Selling Investments: If the organization was lucky enough to have built up an endowment, financial trouble might prompt the sale of those assets. This is a fast way to restore a sagging cash flow, but it amounts to eating this winter the seeds you were going to plant next spring. Selling certain investments can bring additional problems. A nonprofit with investments is said to have an endowment. Often the donors who created the endowment intended those funds to last forever. These restricted funds technically can’t be used for any purpose other than what the donor intended and this is highlighted by explicit, publicly acknowledged restrictions on the use of the funds. Selling investments can force an organization’s endowment “under water,” which means that the dollar that was originally donated years ago is now worth, say, 70 cents. Law permits no further reduction of the remaining amount until those lost 30 cents are restored.

Selling the wrong investments can be a legal matter and it can also result in bad publicity. One university after the 2008 stock market crash planned to sell some long-held assets but had to abandon that plan after a public outcry and the threat of legal action.

Selling Buildings: The last resort is usually putting one or more buildings on the auction block. Unless a building is held strictly for investment purposes, its sale is almost certain to have programmatic ramifications. That can result in revenue reductions and reduced cash flow, which starts the cycle all over again.

Missed Payrolls: The nuclear option for financially stressed organizations is missing a payroll. It might sound odd, but this desperate measure really is a “choice,” albeit the choice of last resort. For those looking for dings, this is more like a bang.

Financially pressed organizations must make increasingly serious choices in an attempt to stop the decline. Evidence of that decline is most readily seen in the balance sheet. But not all smart, accomplished, responsible people know how to read a balance sheet so this evidence may go unnoticed.
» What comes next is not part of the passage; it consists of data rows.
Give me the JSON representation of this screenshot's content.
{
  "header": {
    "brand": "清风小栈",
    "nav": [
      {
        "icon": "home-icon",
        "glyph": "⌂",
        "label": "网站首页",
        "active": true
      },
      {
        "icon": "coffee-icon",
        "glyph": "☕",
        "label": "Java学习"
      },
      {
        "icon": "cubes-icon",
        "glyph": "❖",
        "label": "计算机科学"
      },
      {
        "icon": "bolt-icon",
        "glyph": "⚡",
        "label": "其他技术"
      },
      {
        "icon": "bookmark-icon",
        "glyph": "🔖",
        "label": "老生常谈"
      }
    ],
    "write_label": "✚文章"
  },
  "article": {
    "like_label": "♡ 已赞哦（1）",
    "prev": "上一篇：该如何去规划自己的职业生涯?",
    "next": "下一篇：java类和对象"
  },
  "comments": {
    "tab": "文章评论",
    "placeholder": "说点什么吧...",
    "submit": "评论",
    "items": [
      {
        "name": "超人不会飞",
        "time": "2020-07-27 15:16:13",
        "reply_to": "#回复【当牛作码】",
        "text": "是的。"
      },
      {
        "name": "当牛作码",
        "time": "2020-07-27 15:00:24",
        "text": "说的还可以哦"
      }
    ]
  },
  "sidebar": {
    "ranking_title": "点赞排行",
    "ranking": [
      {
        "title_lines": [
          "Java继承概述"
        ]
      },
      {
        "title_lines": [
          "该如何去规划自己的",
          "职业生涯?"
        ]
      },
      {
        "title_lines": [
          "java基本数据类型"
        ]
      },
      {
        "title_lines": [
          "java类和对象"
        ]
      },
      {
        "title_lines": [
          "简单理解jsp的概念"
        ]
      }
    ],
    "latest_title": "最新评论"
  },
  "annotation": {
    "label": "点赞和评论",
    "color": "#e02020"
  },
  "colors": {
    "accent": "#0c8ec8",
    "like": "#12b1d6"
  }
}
No problem. Look for easy-to-spot alternative signals. Ding-ding-ding can be heard in many ways.


Thomas A. McLaughlin is the founder of the consulting firm McLaughlin & Associates and a faculty member at the Heller School for Social Policy at Brandeis University. He is the author of “Streetsmart Financial Basics for Nonprofit Managers” (3rd edition), published by Wiley & Sons. His email address is tamclaughlin@comcast.net